Provided material:
________

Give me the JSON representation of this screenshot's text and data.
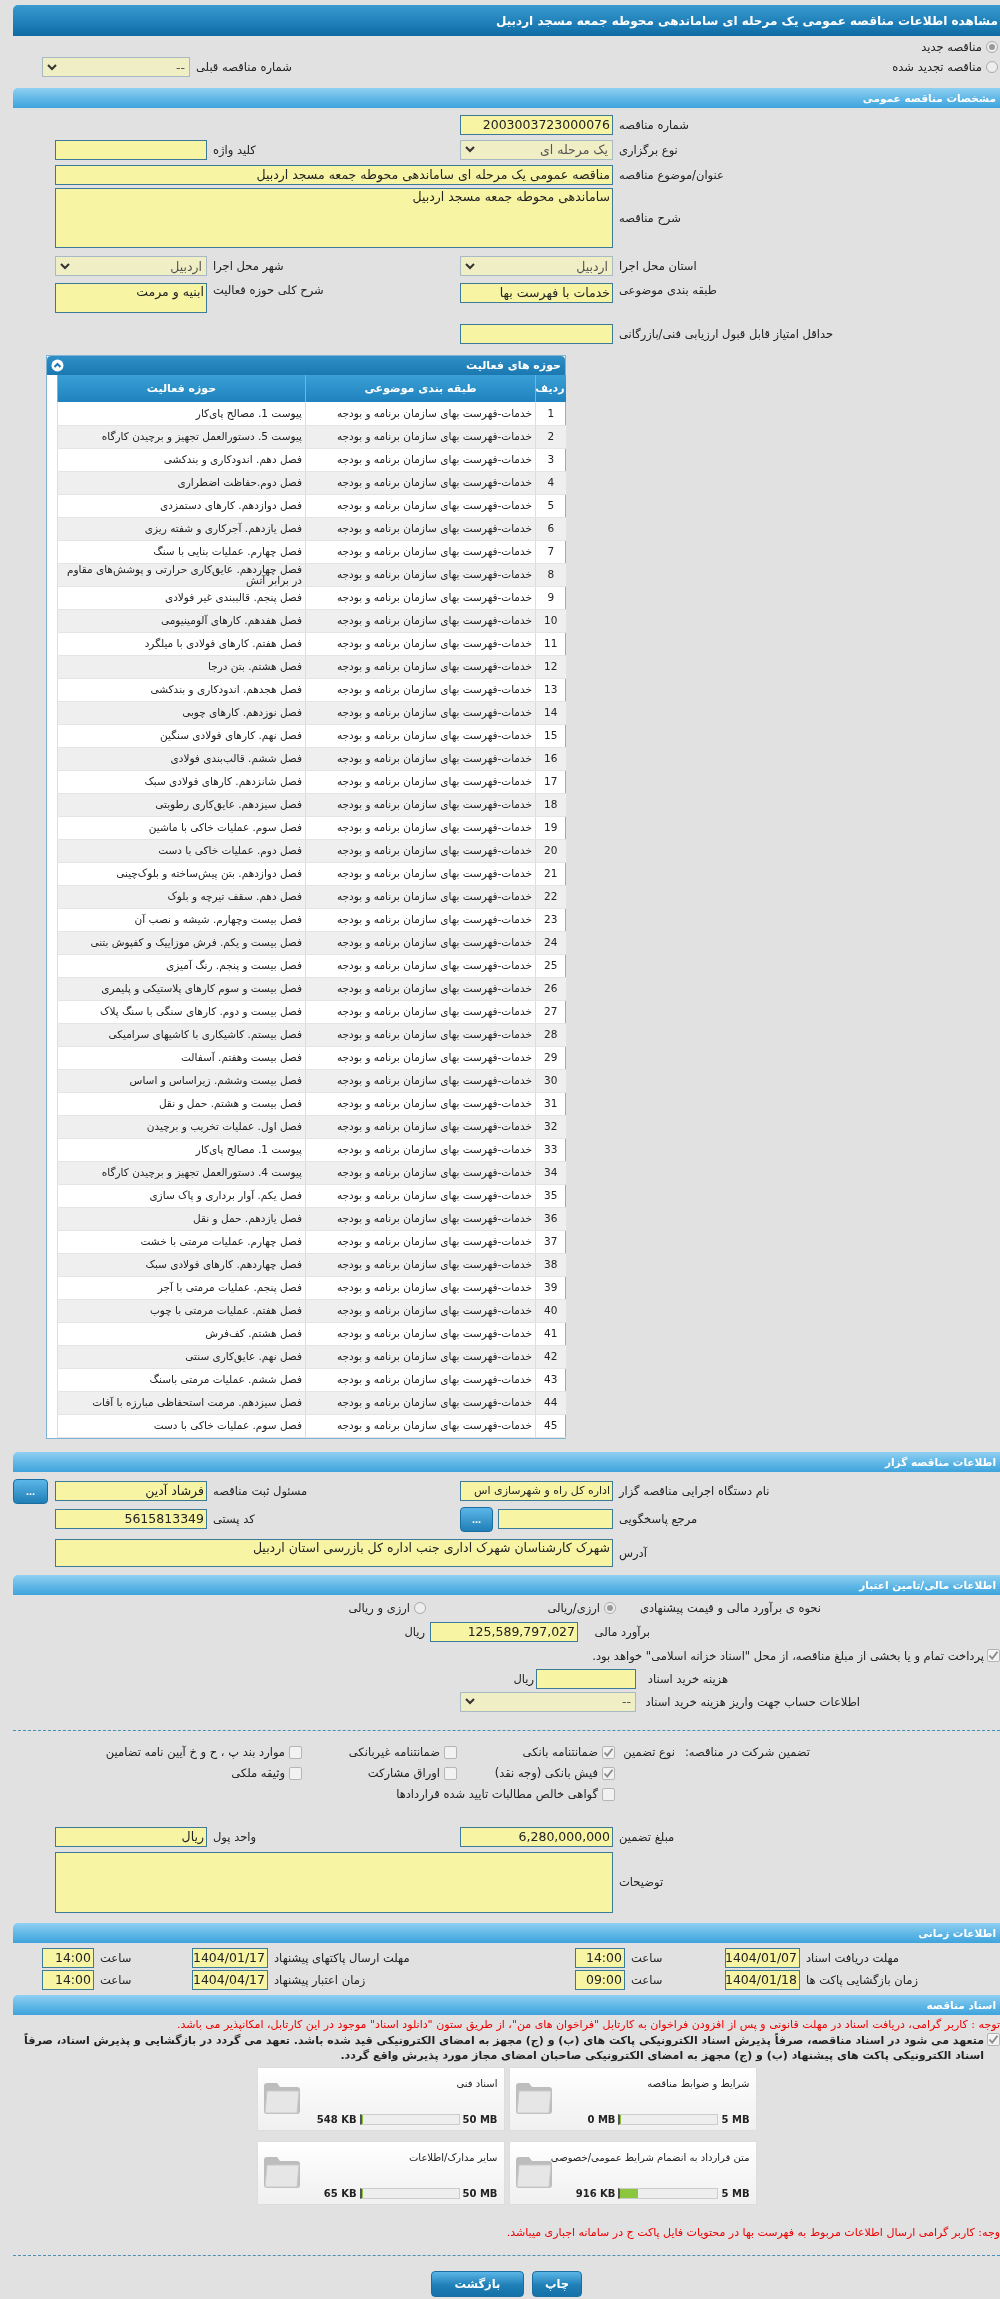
{
  "window": {
    "title": "مشاهده اطلاعات مناقصه عمومی یک مرحله ای ساماندهی محوطه جمعه مسجد اردبیل"
  },
  "tender_type": [
    {
      "label": "مناقصه جدید",
      "selected": true
    },
    {
      "label": "مناقصه تجدید شده",
      "selected": false
    }
  ],
  "previous_tender": {
    "label": "شماره مناقصه قبلی",
    "value": "--"
  },
  "general": {
    "title": "مشخصات مناقصه عمومی",
    "number": {
      "label": "شماره مناقصه",
      "value": "2003003723000076"
    },
    "holding_type": {
      "label": "نوع برگزاری",
      "value": "یک مرحله ای"
    },
    "keyword": {
      "label": "کلید واژه"
    },
    "subject": {
      "label": "عنوان/موضوع مناقصه",
      "value": "مناقصه عمومی یک مرحله ای ساماندهی محوطه جمعه مسجد اردبیل"
    },
    "description": {
      "label": "شرح مناقصه",
      "value": "ساماندهی محوطه جمعه مسجد اردبیل"
    },
    "province": {
      "label": "استان محل اجرا",
      "value": "اردبیل"
    },
    "city": {
      "label": "شهر محل اجرا",
      "value": "اردبیل"
    },
    "classification": {
      "label": "طبقه بندی موضوعی",
      "value": "خدمات با فهرست بها"
    },
    "activity_description": {
      "label": "شرح کلی حوزه فعالیت",
      "value": "ابنیه و مرمت"
    },
    "min_score": {
      "label": "حداقل امتیاز قابل قبول ارزیابی فنی/بازرگانی"
    }
  },
  "activities": {
    "title": "حوزه های فعالیت",
    "expanded": true,
    "columns": [
      "ردیف",
      "طبقه بندی موضوعی",
      "حوزه فعالیت"
    ],
    "rows": [
      {
        "row": "1",
        "category": "خدمات-فهرست بهای سازمان برنامه و بودجه",
        "activity": "پیوست 1. مصالح پای‌کار"
      },
      {
        "row": "2",
        "category": "خدمات-فهرست بهای سازمان برنامه و بودجه",
        "activity": "پیوست 5. دستورالعمل تجهیز و برچیدن کارگاه"
      },
      {
        "row": "3",
        "category": "خدمات-فهرست بهای سازمان برنامه و بودجه",
        "activity": "فصل دهم. اندودکاری و بندکشی"
      },
      {
        "row": "4",
        "category": "خدمات-فهرست بهای سازمان برنامه و بودجه",
        "activity": "فصل دوم.حفاظت اضطراری"
      },
      {
        "row": "5",
        "category": "خدمات-فهرست بهای سازمان برنامه و بودجه",
        "activity": "فصل دوازدهم. کارهای دستمزدی"
      },
      {
        "row": "6",
        "category": "خدمات-فهرست بهای سازمان برنامه و بودجه",
        "activity": "فصل یازدهم. آجرکاری و شفته ریزی"
      },
      {
        "row": "7",
        "category": "خدمات-فهرست بهای سازمان برنامه و بودجه",
        "activity": "فصل چهارم. عملیات بنایی با سنگ"
      },
      {
        "row": "8",
        "category": "خدمات-فهرست بهای سازمان برنامه و بودجه",
        "activity": "فصل چهاردهم. عایق‌کاری حرارتی و پوشش‌های مقاوم در برابر آتش"
      },
      {
        "row": "9",
        "category": "خدمات-فهرست بهای سازمان برنامه و بودجه",
        "activity": "فصل پنجم. قالببندی غیر فولادی"
      },
      {
        "row": "10",
        "category": "خدمات-فهرست بهای سازمان برنامه و بودجه",
        "activity": "فصل هفدهم. کارهای آلومینیومی"
      },
      {
        "row": "11",
        "category": "خدمات-فهرست بهای سازمان برنامه و بودجه",
        "activity": "فصل هفتم. کارهای فولادی با میلگرد"
      },
      {
        "row": "12",
        "category": "خدمات-فهرست بهای سازمان برنامه و بودجه",
        "activity": "فصل هشتم. بتن درجا"
      },
      {
        "row": "13",
        "category": "خدمات-فهرست بهای سازمان برنامه و بودجه",
        "activity": "فصل هجدهم. اندودکاری و بندکشی"
      },
      {
        "row": "14",
        "category": "خدمات-فهرست بهای سازمان برنامه و بودجه",
        "activity": "فصل نوزدهم. کارهای چوبی"
      },
      {
        "row": "15",
        "category": "خدمات-فهرست بهای سازمان برنامه و بودجه",
        "activity": "فصل نهم. کارهای فولادی سنگین"
      },
      {
        "row": "16",
        "category": "خدمات-فهرست بهای سازمان برنامه و بودجه",
        "activity": "فصل ششم. قالب‌بندی فولادی"
      },
      {
        "row": "17",
        "category": "خدمات-فهرست بهای سازمان برنامه و بودجه",
        "activity": "فصل شانزدهم. کارهای فولادی سبک"
      },
      {
        "row": "18",
        "category": "خدمات-فهرست بهای سازمان برنامه و بودجه",
        "activity": "فصل سیزدهم. عایق‌کاری رطوبتی"
      },
      {
        "row": "19",
        "category": "خدمات-فهرست بهای سازمان برنامه و بودجه",
        "activity": "فصل سوم. عملیات خاکی با ماشین"
      },
      {
        "row": "20",
        "category": "خدمات-فهرست بهای سازمان برنامه و بودجه",
        "activity": "فصل دوم. عملیات خاکی با دست"
      },
      {
        "row": "21",
        "category": "خدمات-فهرست بهای سازمان برنامه و بودجه",
        "activity": "فصل دوازدهم. بتن پیش‌ساخته و بلوک‌چینی"
      },
      {
        "row": "22",
        "category": "خدمات-فهرست بهای سازمان برنامه و بودجه",
        "activity": "فصل دهم. سقف تیرچه و بلوک"
      },
      {
        "row": "23",
        "category": "خدمات-فهرست بهای سازمان برنامه و بودجه",
        "activity": "فصل بیست وچهارم. شیشه و نصب آن"
      },
      {
        "row": "24",
        "category": "خدمات-فهرست بهای سازمان برنامه و بودجه",
        "activity": "فصل بیست و یکم. فرش موزاییک و کفپوش بتنی"
      },
      {
        "row": "25",
        "category": "خدمات-فهرست بهای سازمان برنامه و بودجه",
        "activity": "فصل بیست و پنجم. رنگ آمیزی"
      },
      {
        "row": "26",
        "category": "خدمات-فهرست بهای سازمان برنامه و بودجه",
        "activity": "فصل بیست و سوم کارهای پلاستیکی و پلیمری"
      },
      {
        "row": "27",
        "category": "خدمات-فهرست بهای سازمان برنامه و بودجه",
        "activity": "فصل بیست و دوم. کارهای سنگی با سنگ پلاک"
      },
      {
        "row": "28",
        "category": "خدمات-فهرست بهای سازمان برنامه و بودجه",
        "activity": "فصل بیستم. کاشیکاری با کاشیهای سرامیکی"
      },
      {
        "row": "29",
        "category": "خدمات-فهرست بهای سازمان برنامه و بودجه",
        "activity": "فصل بیست وهفتم. آسفالت"
      },
      {
        "row": "30",
        "category": "خدمات-فهرست بهای سازمان برنامه و بودجه",
        "activity": "فصل بیست وششم. زیراساس و اساس"
      },
      {
        "row": "31",
        "category": "خدمات-فهرست بهای سازمان برنامه و بودجه",
        "activity": "فصل بیست و هشتم. حمل و نقل"
      },
      {
        "row": "32",
        "category": "خدمات-فهرست بهای سازمان برنامه و بودجه",
        "activity": "فصل اول. عملیات تخریب و برچیدن"
      },
      {
        "row": "33",
        "category": "خدمات-فهرست بهای سازمان برنامه و بودجه",
        "activity": "پیوست 1. مصالح پای‌کار"
      },
      {
        "row": "34",
        "category": "خدمات-فهرست بهای سازمان برنامه و بودجه",
        "activity": "پیوست 4. دستورالعمل تجهیز و برچیدن کارگاه"
      },
      {
        "row": "35",
        "category": "خدمات-فهرست بهای سازمان برنامه و بودجه",
        "activity": "فصل یکم. آوار برداری و پاک سازی"
      },
      {
        "row": "36",
        "category": "خدمات-فهرست بهای سازمان برنامه و بودجه",
        "activity": "فصل یازدهم. حمل و نقل"
      },
      {
        "row": "37",
        "category": "خدمات-فهرست بهای سازمان برنامه و بودجه",
        "activity": "فصل چهارم. عملیات مرمتی با خشت"
      },
      {
        "row": "38",
        "category": "خدمات-فهرست بهای سازمان برنامه و بودجه",
        "activity": "فصل چهاردهم. کارهای فولادی سبک"
      },
      {
        "row": "39",
        "category": "خدمات-فهرست بهای سازمان برنامه و بودجه",
        "activity": "فصل پنجم. عملیات مرمتی با آجر"
      },
      {
        "row": "40",
        "category": "خدمات-فهرست بهای سازمان برنامه و بودجه",
        "activity": "فصل هفتم. عملیات مرمتی با چوب"
      },
      {
        "row": "41",
        "category": "خدمات-فهرست بهای سازمان برنامه و بودجه",
        "activity": "فصل هشتم. کف‌فرش"
      },
      {
        "row": "42",
        "category": "خدمات-فهرست بهای سازمان برنامه و بودجه",
        "activity": "فصل نهم. عایق‌کاری سنتی"
      },
      {
        "row": "43",
        "category": "خدمات-فهرست بهای سازمان برنامه و بودجه",
        "activity": "فصل ششم. عملیات مرمتی باسنگ"
      },
      {
        "row": "44",
        "category": "خدمات-فهرست بهای سازمان برنامه و بودجه",
        "activity": "فصل سیزدهم. مرمت استحفاظی مبارزه با آفات"
      },
      {
        "row": "45",
        "category": "خدمات-فهرست بهای سازمان برنامه و بودجه",
        "activity": "فصل سوم. عملیات خاکی با دست"
      }
    ]
  },
  "organizer": {
    "title": "اطلاعات مناقصه گزار",
    "agency": {
      "label": "نام دستگاه اجرایی مناقصه گزار",
      "value": "اداره کل راه و شهرسازی اس"
    },
    "registrar": {
      "label": "مسئول ثبت مناقصه",
      "value": "فرشاد آدین",
      "button": "..."
    },
    "reference": {
      "label": "مرجع پاسخگویی",
      "button": "..."
    },
    "postal_code": {
      "label": "کد پستی",
      "value": "5615813349"
    },
    "address": {
      "label": "آدرس",
      "value": "شهرک کارشناسان شهرک اداری جنب اداره کل بازرسی استان اردبیل"
    }
  },
  "finance": {
    "title": "اطلاعات مالی/تامین اعتبار",
    "pricing": {
      "label": "نحوه ی برآورد مالی و قیمت پیشنهادی",
      "options": [
        {
          "label": "ارزی/ریالی",
          "selected": true
        },
        {
          "label": "ارزی و ریالی",
          "selected": false
        }
      ]
    },
    "estimate": {
      "label": "برآورد مالی",
      "value": "125,589,797,027",
      "unit": "ریال"
    },
    "treasury": {
      "label": "پرداخت تمام و یا بخشی از مبلغ مناقصه، از محل \"اسناد خزانه اسلامی\" خواهد بود.",
      "checked": true
    },
    "document_fee": {
      "label": "هزینه خرید اسناد",
      "unit": "ریال"
    },
    "account": {
      "label": "اطلاعات حساب جهت واریز هزینه خرید اسناد",
      "value": "--"
    },
    "guarantee": {
      "label": "تضمین شرکت در مناقصه:",
      "type_label": "نوع تضمین",
      "options": [
        {
          "label": "ضمانتنامه بانکی",
          "checked": true
        },
        {
          "label": "ضمانتنامه غیربانکی",
          "checked": false
        },
        {
          "label": "موارد بند پ ، ح و خ آیین نامه تضامین",
          "checked": false
        },
        {
          "label": "فیش بانکی (وجه نقد)",
          "checked": true
        },
        {
          "label": "اوراق مشارکت",
          "checked": false
        },
        {
          "label": "وثیقه ملکی",
          "checked": false
        },
        {
          "label": "گواهی خالص مطالبات تایید شده قراردادها",
          "checked": false
        }
      ]
    },
    "amount": {
      "label": "مبلغ تضمین",
      "value": "6,280,000,000"
    },
    "currency": {
      "label": "واحد پول",
      "value": "ریال"
    },
    "remarks": {
      "label": "توضیحات"
    }
  },
  "timing": {
    "title": "اطلاعات زمانی",
    "items": [
      {
        "label": "مهلت دریافت اسناد",
        "date": "1404/01/07",
        "time_label": "ساعت",
        "time": "14:00"
      },
      {
        "label": "مهلت ارسال پاکتهای پیشنهاد",
        "date": "1404/01/17",
        "time_label": "ساعت",
        "time": "14:00"
      },
      {
        "label": "زمان بازگشایی پاکت ها",
        "date": "1404/01/18",
        "time_label": "ساعت",
        "time": "09:00"
      },
      {
        "label": "زمان اعتبار پیشنهاد",
        "date": "1404/04/17",
        "time_label": "ساعت",
        "time": "14:00"
      }
    ]
  },
  "documents": {
    "title": "اسناد مناقصه",
    "notice": "توجه : کاربر گرامی، دریافت اسناد در مهلت قانونی و پس از افزودن فراخوان به کارتابل \"فراخوان های من\"، از طریق ستون \"دانلود اسناد\" موجود در این کارتابل، امکانپذیر می باشد.",
    "commitment": {
      "checked": true,
      "text": "متعهد می شود در اسناد مناقصه، صرفاً پذیرش اسناد الکترونیکی پاکت های (ب) و (ج) مجهز به امضای الکترونیکی قید شده باشد. تعهد می گردد در بازگشایی و پذیرش اسناد، صرفاً اسناد الکترونیکی پاکت های پیشنهاد (ب) و (ج) مجهز به امضای الکترونیکی صاحبان امضای مجاز مورد پذیرش واقع گردد."
    },
    "files": [
      {
        "title": "شرایط و ضوابط مناقصه",
        "size": "0 MB",
        "max": "5 MB",
        "level": 0.01
      },
      {
        "title": "اسناد فنی",
        "size": "548 KB",
        "max": "50 MB",
        "level": 0.011
      },
      {
        "title": "متن قرارداد به انضمام شرایط عمومی/خصوصی",
        "size": "916 KB",
        "max": "5 MB",
        "level": 0.18
      },
      {
        "title": "سایر مدارک/اطلاعات",
        "size": "65 KB",
        "max": "50 MB",
        "level": 0.002
      }
    ],
    "footer_notice": "وجه: کاربر گرامی ارسال اطلاعات مربوط به فهرست بها در محتویات فایل پاکت ج در سامانه اجباری میباشد."
  },
  "buttons": [
    {
      "label": "چاپ"
    },
    {
      "label": "بازگشت"
    }
  ]
}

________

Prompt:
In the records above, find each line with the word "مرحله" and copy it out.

Response:
    "title": "مشاهده اطلاعات مناقصه عمومی یک مرحله ای ساماندهی محوطه جمعه مسجد اردبیل"
      "value": "یک مرحله ای"
      "value": "مناقصه عمومی یک مرحله ای ساماندهی محوطه جمعه مسجد اردبیل"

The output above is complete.